An analogy occurred to me between the relationship between law and virtue, and the counsels and perfect virtue, which may be helpful in considering the role and necessity of the counsels in attaining spiritual perfection. A lawmaker intends to lead those who are subject to the law, to virtue, so that from within themselves, from inner principles, their own reason and will, they do right deeds. Thus virtue has a certain priority as the end of the law. Again, when it comes to particular actions, virtue also has a priority as regards leading someone to act well, since it is not possible to consider thoroughly all of the elements involved, and thus one must act from one's inclination… and it is virtue which makes this good.

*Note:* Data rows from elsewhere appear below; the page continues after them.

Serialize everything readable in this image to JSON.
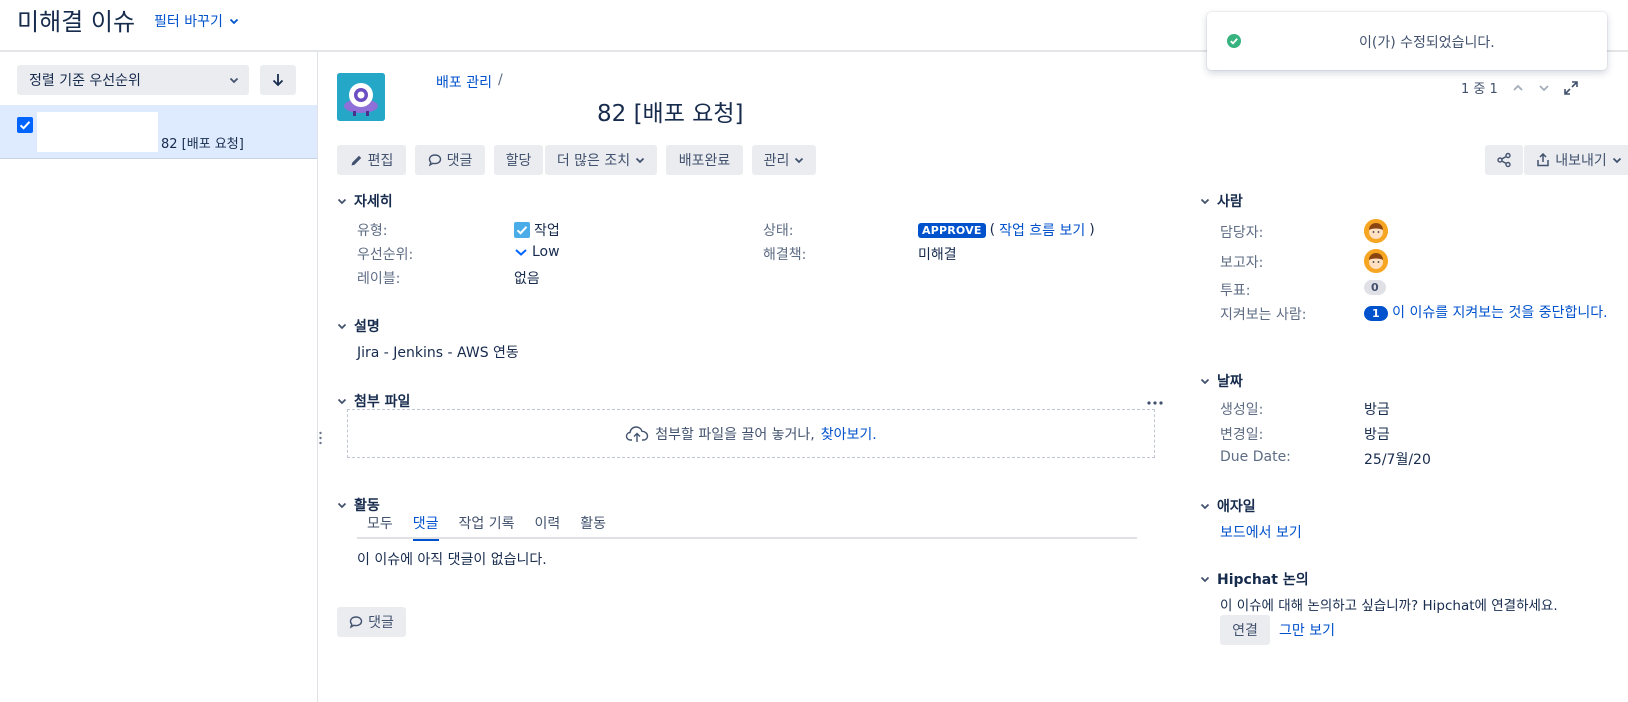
{
  "header": {
    "title": "미해결 이슈",
    "filter_switch": "필터 바꾸기"
  },
  "sidebar": {
    "sort_label": "정렬 기준 우선순위",
    "issue_summary": "82 [배포 요청]"
  },
  "issue": {
    "breadcrumb": "배포 관리",
    "breadcrumb_sep": "/",
    "title": "82 [배포 요청]",
    "pager": "1 중 1"
  },
  "toolbar": {
    "edit": "편집",
    "comment": "댓글",
    "assign": "할당",
    "more": "더 많은 조치",
    "deploy_done": "배포완료",
    "manage": "관리",
    "export": "내보내기"
  },
  "details": {
    "heading": "자세히",
    "type_label": "유형:",
    "type_value": "작업",
    "priority_label": "우선순위:",
    "priority_value": "Low",
    "labels_label": "레이블:",
    "labels_value": "없음",
    "status_label": "상태:",
    "status_value": "APPROVE",
    "workflow_link": "작업 흐름 보기",
    "resolution_label": "해결책:",
    "resolution_value": "미해결"
  },
  "description": {
    "heading": "설명",
    "text": "Jira - Jenkins - AWS 연동"
  },
  "attachments": {
    "heading": "첨부 파일",
    "drop_text": "첨부할 파일을 끌어 놓거나,",
    "browse": "찾아보기."
  },
  "activity": {
    "heading": "활동",
    "tabs": [
      "모두",
      "댓글",
      "작업 기록",
      "이력",
      "활동"
    ],
    "active_tab": "댓글",
    "empty": "이 이슈에 아직 댓글이 없습니다.",
    "comment_button": "댓글"
  },
  "people": {
    "heading": "사람",
    "assignee_label": "담당자:",
    "reporter_label": "보고자:",
    "votes_label": "투표:",
    "votes_value": "0",
    "watchers_label": "지켜보는 사람:",
    "watchers_count": "1",
    "watch_link": "이 이슈를 지켜보는 것을 중단합니다."
  },
  "dates": {
    "heading": "날짜",
    "created_label": "생성일:",
    "created_value": "방금",
    "updated_label": "변경일:",
    "updated_value": "방금",
    "due_label": "Due Date:",
    "due_value": "25/7월/20"
  },
  "agile": {
    "heading": "애자일",
    "board_link": "보드에서 보기"
  },
  "hipchat": {
    "heading": "Hipchat 논의",
    "text": "이 이슈에 대해 논의하고 싶습니까? Hipchat에 연결하세요.",
    "connect": "연결",
    "dismiss": "그만 보기"
  },
  "toast": {
    "message": "이(가) 수정되었습니다."
  },
  "colors": {
    "accent": "#0052cc",
    "success": "#36b37e",
    "selected_row": "#deebff"
  }
}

Similarly, the counsels aim to lead those who follow them to a perfect state of virtue, so that from within themselves they act with a fully spiritual attitude… to do all for God, and rely entirely upon him. Thus this habitual spiritual attitude is the end of the counsels, and also in concrete life has the priority as regards actually turning one's attention to God.